Wm. Cummens banjo, ca. 1820. A Federal-style weight-driven banjo attributed to Wm Cummens of Roxbury in a 33-inch banded-mahogany case. The signature on the very old painted iron dial has been added or strengthened, so we can’t be sure it is by Cummens, but note the gold ring inside the numerals that is found on other Cummens banjos. He did not sign his movements, which used a T-bridge as found here. Both glasses were repainted by Thomas Moberg on old glass, the dial glass is newer. The hands are original, the weight old, the top finial a replacement. It is running easily and includes a winder. $1200-$2500.
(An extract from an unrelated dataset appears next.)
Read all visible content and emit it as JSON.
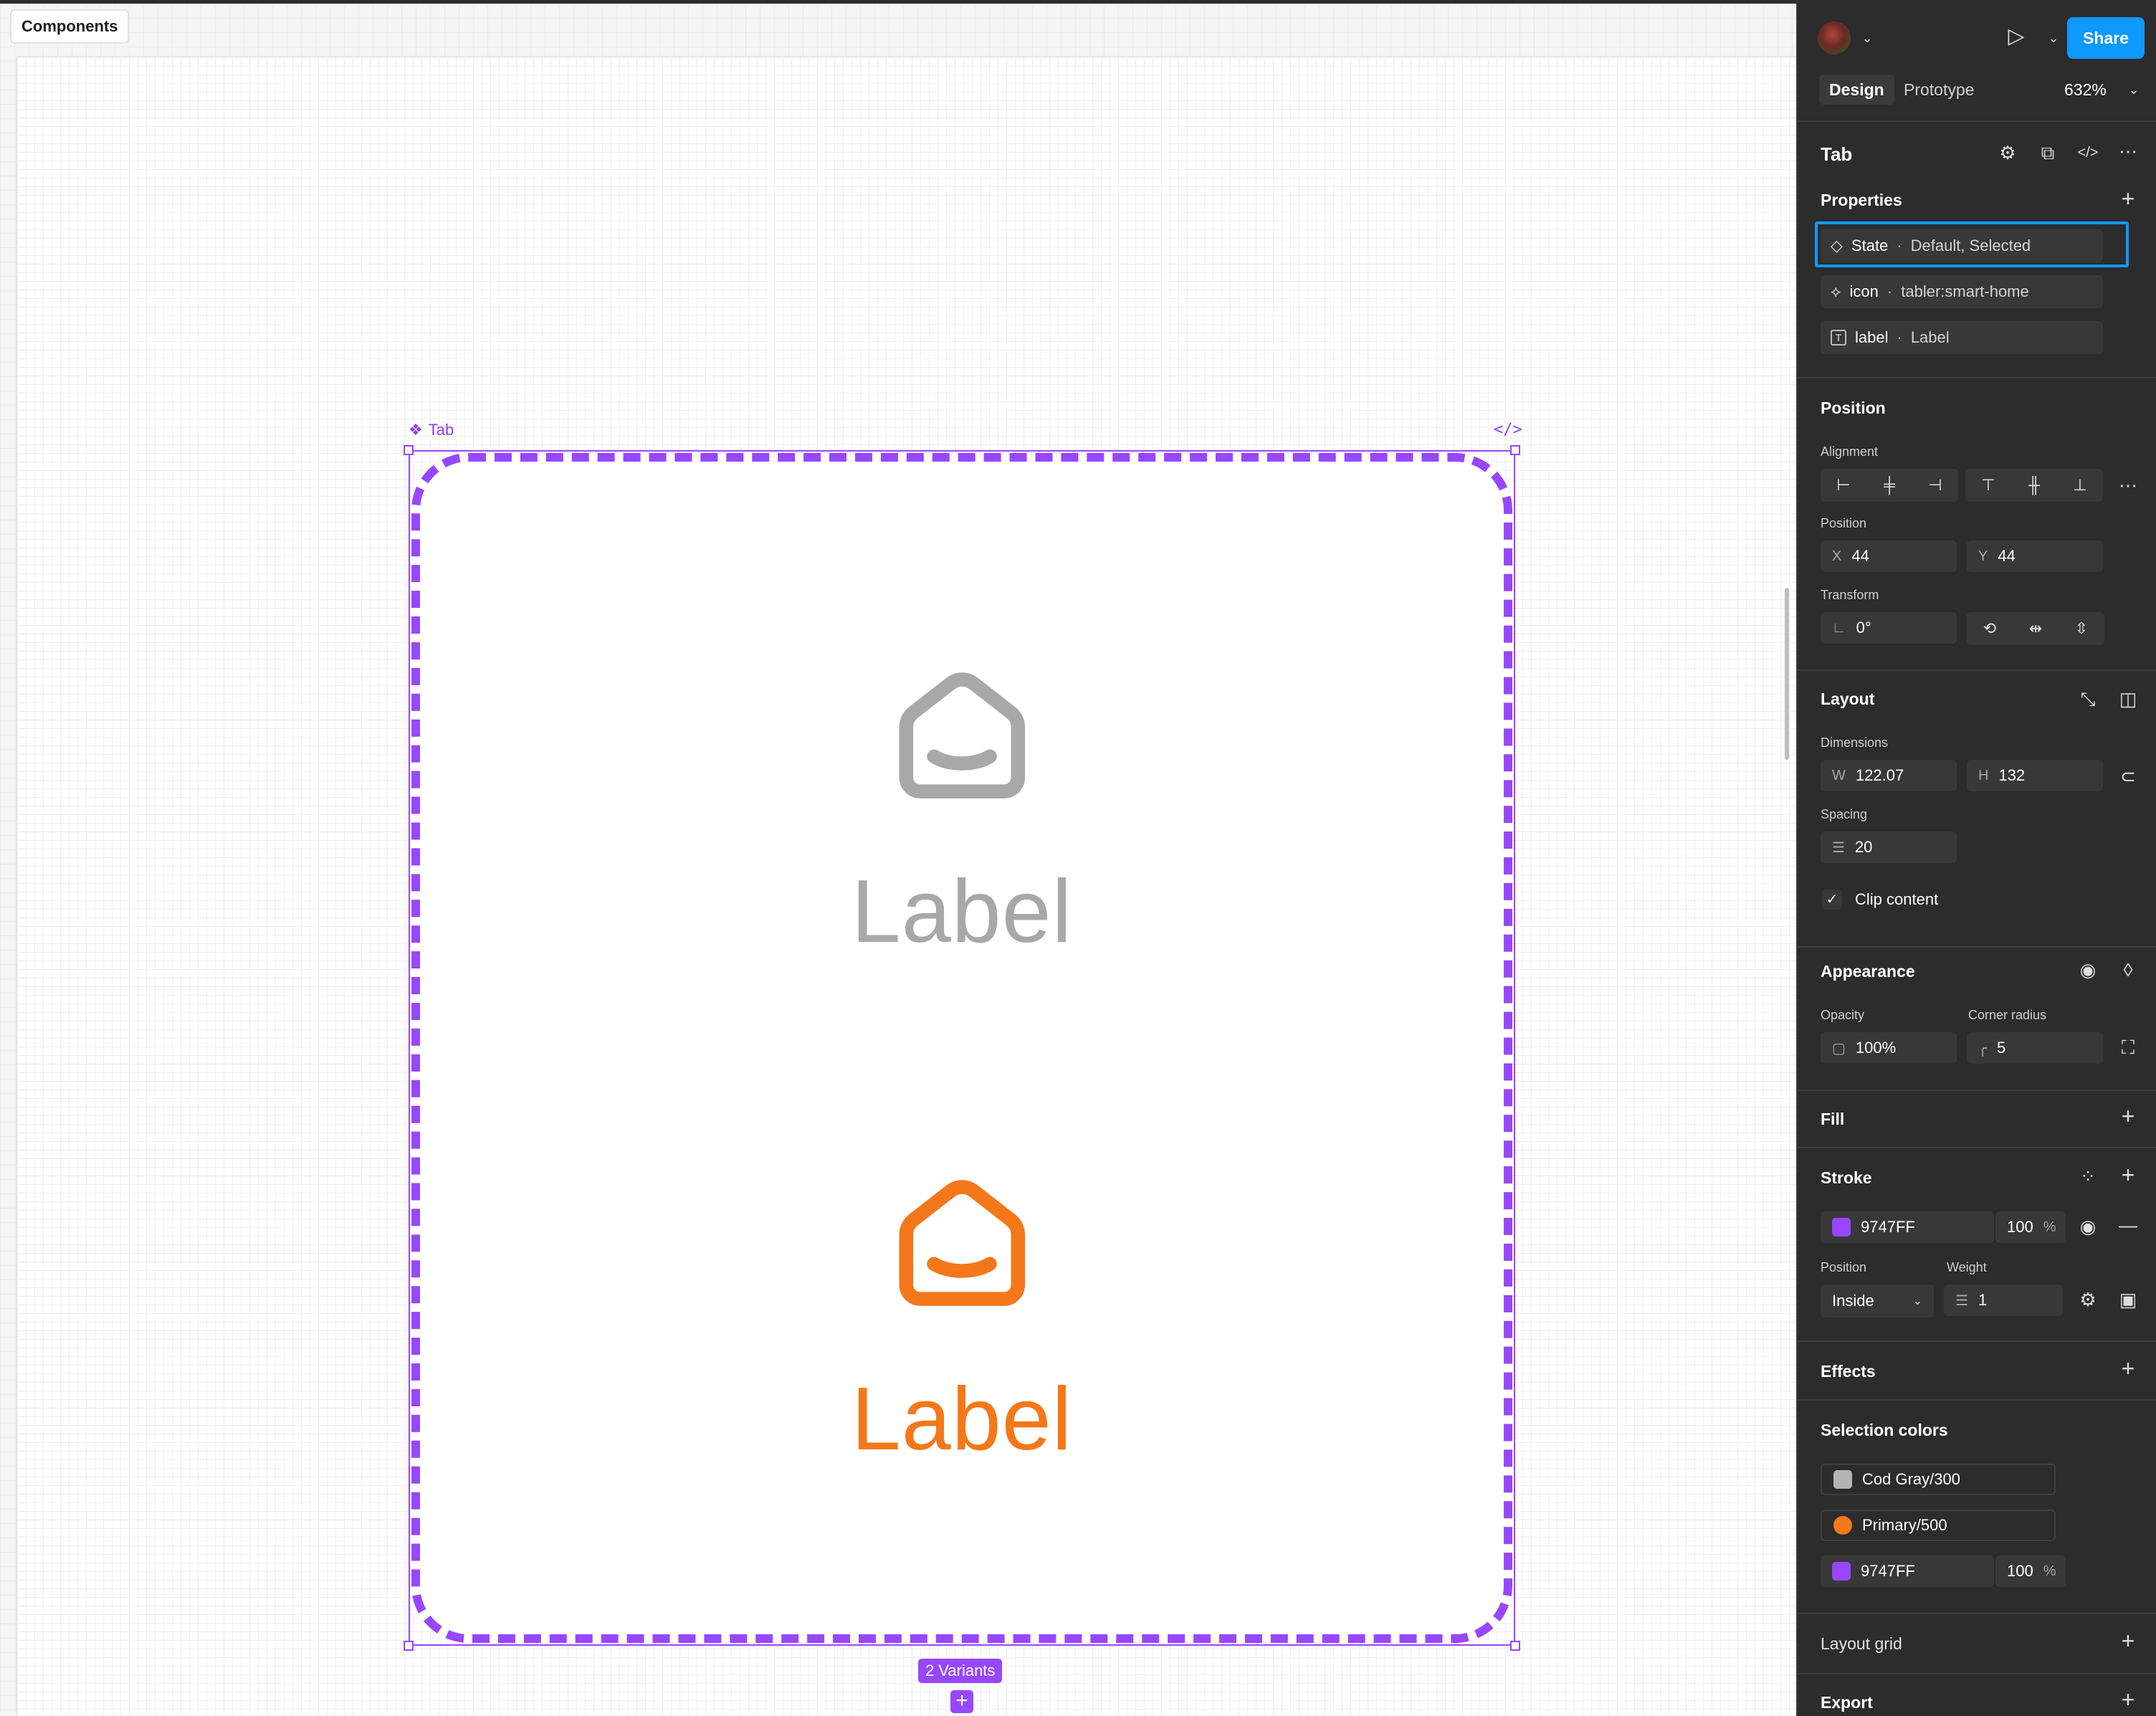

Waltham “Banjo No. 31”, ca. 1905. A weight-driven banjo in a 40.5-inch mahogany case. Both reverse-painted images are original, with some losses to the background, mostly along the edges. The painted iron dial reads “S. A. Mac Queen Co.”, a silver retailer in Philadelphia in the early 1900’s. There is a convex glass in the brass bezel and two original iron hands. The signed movement runs 8 days; it is running without problem. The major drawback to this large banjo is the replacement base – a well-carved piece that closely, but not exactly, matches the mahogany case. If you can live with that you will have a nice banjo that otherwise typically sells for over $1000. $500-$800.
T.C. Burleigh, Jr. presentation banjo, ca. 1980. A 40-inch weight-driven reproduction banjo in the style of Willard presentation banjos from the early 1800’s. Gilded gesso on the beaded front, base and acorn finial. There is some loss to the gilding on the balls around the bottom. Both gilded glasses are original and in excellent shape. The painted dial is signed, the 8-day time-only movement is signed Kilbourn & Proctor, Inc. and is running. The lead weight is a replacement. We sold one in 2017 for $1500. $1000-$1500.